SUPPLIED RECORDS START

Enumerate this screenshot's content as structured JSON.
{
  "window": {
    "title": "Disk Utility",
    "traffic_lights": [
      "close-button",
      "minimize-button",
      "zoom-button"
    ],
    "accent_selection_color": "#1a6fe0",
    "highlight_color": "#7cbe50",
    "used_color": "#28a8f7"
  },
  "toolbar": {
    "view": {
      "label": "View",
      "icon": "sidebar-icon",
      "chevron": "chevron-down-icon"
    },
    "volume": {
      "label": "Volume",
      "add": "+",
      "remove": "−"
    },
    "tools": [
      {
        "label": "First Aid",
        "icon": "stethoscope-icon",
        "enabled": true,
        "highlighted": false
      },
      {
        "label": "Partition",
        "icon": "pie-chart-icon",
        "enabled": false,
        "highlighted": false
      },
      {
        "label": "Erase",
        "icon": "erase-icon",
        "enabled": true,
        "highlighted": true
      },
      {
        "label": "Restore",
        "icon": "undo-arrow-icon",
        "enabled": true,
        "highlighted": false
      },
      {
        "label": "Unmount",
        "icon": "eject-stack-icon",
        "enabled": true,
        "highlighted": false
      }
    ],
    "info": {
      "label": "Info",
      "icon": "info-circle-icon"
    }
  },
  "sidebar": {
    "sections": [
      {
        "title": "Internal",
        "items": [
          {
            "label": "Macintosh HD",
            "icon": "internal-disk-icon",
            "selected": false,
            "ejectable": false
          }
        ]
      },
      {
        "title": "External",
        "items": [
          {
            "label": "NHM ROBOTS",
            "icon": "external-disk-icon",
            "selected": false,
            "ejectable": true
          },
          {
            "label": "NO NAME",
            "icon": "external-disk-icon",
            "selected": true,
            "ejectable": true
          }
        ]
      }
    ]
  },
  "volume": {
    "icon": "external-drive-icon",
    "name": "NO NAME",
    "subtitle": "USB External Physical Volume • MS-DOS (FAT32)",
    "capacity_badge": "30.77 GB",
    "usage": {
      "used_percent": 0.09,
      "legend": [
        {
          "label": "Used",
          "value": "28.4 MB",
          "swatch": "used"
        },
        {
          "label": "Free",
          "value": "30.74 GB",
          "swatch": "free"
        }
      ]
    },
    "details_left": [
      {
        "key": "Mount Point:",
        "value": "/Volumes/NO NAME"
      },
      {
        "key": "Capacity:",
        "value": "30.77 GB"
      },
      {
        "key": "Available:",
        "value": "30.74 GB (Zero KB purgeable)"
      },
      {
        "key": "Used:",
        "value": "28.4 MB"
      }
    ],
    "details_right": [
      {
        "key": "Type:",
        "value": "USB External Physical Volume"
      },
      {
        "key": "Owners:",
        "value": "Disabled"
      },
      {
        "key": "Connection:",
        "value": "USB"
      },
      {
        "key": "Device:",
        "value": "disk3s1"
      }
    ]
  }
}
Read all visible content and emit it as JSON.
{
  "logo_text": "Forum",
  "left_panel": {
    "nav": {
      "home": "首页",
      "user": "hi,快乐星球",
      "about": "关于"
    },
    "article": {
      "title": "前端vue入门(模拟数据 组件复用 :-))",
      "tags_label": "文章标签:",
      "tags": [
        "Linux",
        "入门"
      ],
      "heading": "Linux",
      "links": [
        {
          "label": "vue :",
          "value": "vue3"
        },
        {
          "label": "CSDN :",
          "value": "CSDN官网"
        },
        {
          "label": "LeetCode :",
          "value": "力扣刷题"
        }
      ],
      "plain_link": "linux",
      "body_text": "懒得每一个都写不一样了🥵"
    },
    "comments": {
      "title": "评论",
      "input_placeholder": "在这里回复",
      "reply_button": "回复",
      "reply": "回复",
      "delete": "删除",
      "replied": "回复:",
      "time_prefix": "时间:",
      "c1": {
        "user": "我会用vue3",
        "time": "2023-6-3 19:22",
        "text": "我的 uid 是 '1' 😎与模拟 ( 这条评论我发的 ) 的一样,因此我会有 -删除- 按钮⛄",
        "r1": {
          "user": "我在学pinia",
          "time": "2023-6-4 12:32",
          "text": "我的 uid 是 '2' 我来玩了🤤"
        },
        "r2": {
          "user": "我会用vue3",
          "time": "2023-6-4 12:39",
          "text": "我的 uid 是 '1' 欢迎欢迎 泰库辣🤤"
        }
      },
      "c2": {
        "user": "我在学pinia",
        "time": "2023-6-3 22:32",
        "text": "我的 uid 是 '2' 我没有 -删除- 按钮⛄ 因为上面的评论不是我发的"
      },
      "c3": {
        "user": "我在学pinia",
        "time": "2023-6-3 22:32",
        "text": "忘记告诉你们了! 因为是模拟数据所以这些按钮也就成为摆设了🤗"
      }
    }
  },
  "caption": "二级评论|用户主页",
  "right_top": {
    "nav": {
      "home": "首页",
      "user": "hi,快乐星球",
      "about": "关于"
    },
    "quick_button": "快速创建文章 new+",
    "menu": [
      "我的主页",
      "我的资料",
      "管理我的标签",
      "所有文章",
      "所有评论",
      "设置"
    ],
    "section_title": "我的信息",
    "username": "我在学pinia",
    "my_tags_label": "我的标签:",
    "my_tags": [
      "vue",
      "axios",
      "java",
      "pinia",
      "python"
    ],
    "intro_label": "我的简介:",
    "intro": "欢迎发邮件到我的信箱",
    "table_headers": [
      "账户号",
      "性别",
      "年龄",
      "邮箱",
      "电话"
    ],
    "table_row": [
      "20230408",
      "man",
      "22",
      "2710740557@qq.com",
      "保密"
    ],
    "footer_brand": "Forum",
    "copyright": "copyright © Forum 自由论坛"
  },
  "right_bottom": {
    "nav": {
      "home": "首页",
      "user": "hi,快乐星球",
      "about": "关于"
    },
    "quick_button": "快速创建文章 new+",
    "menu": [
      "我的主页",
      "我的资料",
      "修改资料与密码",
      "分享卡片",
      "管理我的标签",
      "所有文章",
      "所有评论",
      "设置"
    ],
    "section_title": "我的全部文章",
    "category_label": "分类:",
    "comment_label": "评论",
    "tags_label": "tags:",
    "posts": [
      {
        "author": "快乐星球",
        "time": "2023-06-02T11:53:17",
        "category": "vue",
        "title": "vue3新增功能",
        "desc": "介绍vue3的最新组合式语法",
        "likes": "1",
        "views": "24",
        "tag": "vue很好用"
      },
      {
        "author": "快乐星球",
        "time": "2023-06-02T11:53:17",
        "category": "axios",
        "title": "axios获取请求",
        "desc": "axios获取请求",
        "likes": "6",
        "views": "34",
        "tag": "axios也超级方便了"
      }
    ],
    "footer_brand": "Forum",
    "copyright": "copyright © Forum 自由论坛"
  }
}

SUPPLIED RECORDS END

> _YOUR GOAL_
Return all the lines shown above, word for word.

> _OUTPUT OF THE EXERCISE_
Enumerate this screenshot's content as structured JSON.
{
  "window": {
    "title": "Disk Utility",
    "traffic_lights": [
      "close-button",
      "minimize-button",
      "zoom-button"
    ],
    "accent_selection_color": "#1a6fe0",
    "highlight_color": "#7cbe50",
    "used_color": "#28a8f7"
  },
  "toolbar": {
    "view": {
      "label": "View",
      "icon": "sidebar-icon",
      "chevron": "chevron-down-icon"
    },
    "volume": {
      "label": "Volume",
      "add": "+",
      "remove": "−"
    },
    "tools": [
      {
        "label": "First Aid",
        "icon": "stethoscope-icon",
        "enabled": true,
        "highlighted": false
      },
      {
        "label": "Partition",
        "icon": "pie-chart-icon",
        "enabled": false,
        "highlighted": false
      },
      {
        "label": "Erase",
        "icon": "erase-icon",
        "enabled": true,
        "highlighted": true
      },
      {
        "label": "Restore",
        "icon": "undo-arrow-icon",
        "enabled": true,
        "highlighted": false
      },
      {
        "label": "Unmount",
        "icon": "eject-stack-icon",
        "enabled": true,
        "highlighted": false
      }
    ],
    "info": {
      "label": "Info",
      "icon": "info-circle-icon"
    }
  },
  "sidebar": {
    "sections": [
      {
        "title": "Internal",
        "items": [
          {
            "label": "Macintosh HD",
            "icon": "internal-disk-icon",
            "selected": false,
            "ejectable": false
          }
        ]
      },
      {
        "title": "External",
        "items": [
          {
            "label": "NHM ROBOTS",
            "icon": "external-disk-icon",
            "selected": false,
            "ejectable": true
          },
          {
            "label": "NO NAME",
            "icon": "external-disk-icon",
            "selected": true,
            "ejectable": true
          }
        ]
      }
    ]
  },
  "volume": {
    "icon": "external-drive-icon",
    "name": "NO NAME",
    "subtitle": "USB External Physical Volume • MS-DOS (FAT32)",
    "capacity_badge": "30.77 GB",
    "usage": {
      "used_percent": 0.09,
      "legend": [
        {
          "label": "Used",
          "value": "28.4 MB",
          "swatch": "used"
        },
        {
          "label": "Free",
          "value": "30.74 GB",
          "swatch": "free"
        }
      ]
    },
    "details_left": [
      {
        "key": "Mount Point:",
        "value": "/Volumes/NO NAME"
      },
      {
        "key": "Capacity:",
        "value": "30.77 GB"
      },
      {
        "key": "Available:",
        "value": "30.74 GB (Zero KB purgeable)"
      },
      {
        "key": "Used:",
        "value": "28.4 MB"
      }
    ],
    "details_right": [
      {
        "key": "Type:",
        "value": "USB External Physical Volume"
      },
      {
        "key": "Owners:",
        "value": "Disabled"
      },
      {
        "key": "Connection:",
        "value": "USB"
      },
      {
        "key": "Device:",
        "value": "disk3s1"
      }
    ]
  }
}
Read all visible content and emit it as JSON.
{
  "logo_text": "Forum",
  "left_panel": {
    "nav": {
      "home": "首页",
      "user": "hi,快乐星球",
      "about": "关于"
    },
    "article": {
      "title": "前端vue入门(模拟数据 组件复用 :-))",
      "tags_label": "文章标签:",
      "tags": [
        "Linux",
        "入门"
      ],
      "heading": "Linux",
      "links": [
        {
          "label": "vue :",
          "value": "vue3"
        },
        {
          "label": "CSDN :",
          "value": "CSDN官网"
        },
        {
          "label": "LeetCode :",
          "value": "力扣刷题"
        }
      ],
      "plain_link": "linux",
      "body_text": "懒得每一个都写不一样了🥵"
    },
    "comments": {
      "title": "评论",
      "input_placeholder": "在这里回复",
      "reply_button": "回复",
      "reply": "回复",
      "delete": "删除",
      "replied": "回复:",
      "time_prefix": "时间:",
      "c1": {
        "user": "我会用vue3",
        "time": "2023-6-3 19:22",
        "text": "我的 uid 是 '1' 😎与模拟 ( 这条评论我发的 ) 的一样,因此我会有 -删除- 按钮⛄",
        "r1": {
          "user": "我在学pinia",
          "time": "2023-6-4 12:32",
          "text": "我的 uid 是 '2' 我来玩了🤤"
        },
        "r2": {
          "user": "我会用vue3",
          "time": "2023-6-4 12:39",
          "text": "我的 uid 是 '1' 欢迎欢迎 泰库辣🤤"
        }
      },
      "c2": {
        "user": "我在学pinia",
        "time": "2023-6-3 22:32",
        "text": "我的 uid 是 '2' 我没有 -删除- 按钮⛄ 因为上面的评论不是我发的"
      },
      "c3": {
        "user": "我在学pinia",
        "time": "2023-6-3 22:32",
        "text": "忘记告诉你们了! 因为是模拟数据所以这些按钮也就成为摆设了🤗"
      }
    }
  },
  "caption": "二级评论|用户主页",
  "right_top": {
    "nav": {
      "home": "首页",
      "user": "hi,快乐星球",
      "about": "关于"
    },
    "quick_button": "快速创建文章 new+",
    "menu": [
      "我的主页",
      "我的资料",
      "管理我的标签",
      "所有文章",
      "所有评论",
      "设置"
    ],
    "section_title": "我的信息",
    "username": "我在学pinia",
    "my_tags_label": "我的标签:",
    "my_tags": [
      "vue",
      "axios",
      "java",
      "pinia",
      "python"
    ],
    "intro_label": "我的简介:",
    "intro": "欢迎发邮件到我的信箱",
    "table_headers": [
      "账户号",
      "性别",
      "年龄",
      "邮箱",
      "电话"
    ],
    "table_row": [
      "20230408",
      "man",
      "22",
      "2710740557@qq.com",
      "保密"
    ],
    "footer_brand": "Forum",
    "copyright": "copyright © Forum 自由论坛"
  },
  "right_bottom": {
    "nav": {
      "home": "首页",
      "user": "hi,快乐星球",
      "about": "关于"
    },
    "quick_button": "快速创建文章 new+",
    "menu": [
      "我的主页",
      "我的资料",
      "修改资料与密码",
      "分享卡片",
      "管理我的标签",
      "所有文章",
      "所有评论",
      "设置"
    ],
    "section_title": "我的全部文章",
    "category_label": "分类:",
    "comment_label": "评论",
    "tags_label": "tags:",
    "posts": [
      {
        "author": "快乐星球",
        "time": "2023-06-02T11:53:17",
        "category": "vue",
        "title": "vue3新增功能",
        "desc": "介绍vue3的最新组合式语法",
        "likes": "1",
        "views": "24",
        "tag": "vue很好用"
      },
      {
        "author": "快乐星球",
        "time": "2023-06-02T11:53:17",
        "category": "axios",
        "title": "axios获取请求",
        "desc": "axios获取请求",
        "likes": "6",
        "views": "34",
        "tag": "axios也超级方便了"
      }
    ],
    "footer_brand": "Forum",
    "copyright": "copyright © Forum 自由论坛"
  }
}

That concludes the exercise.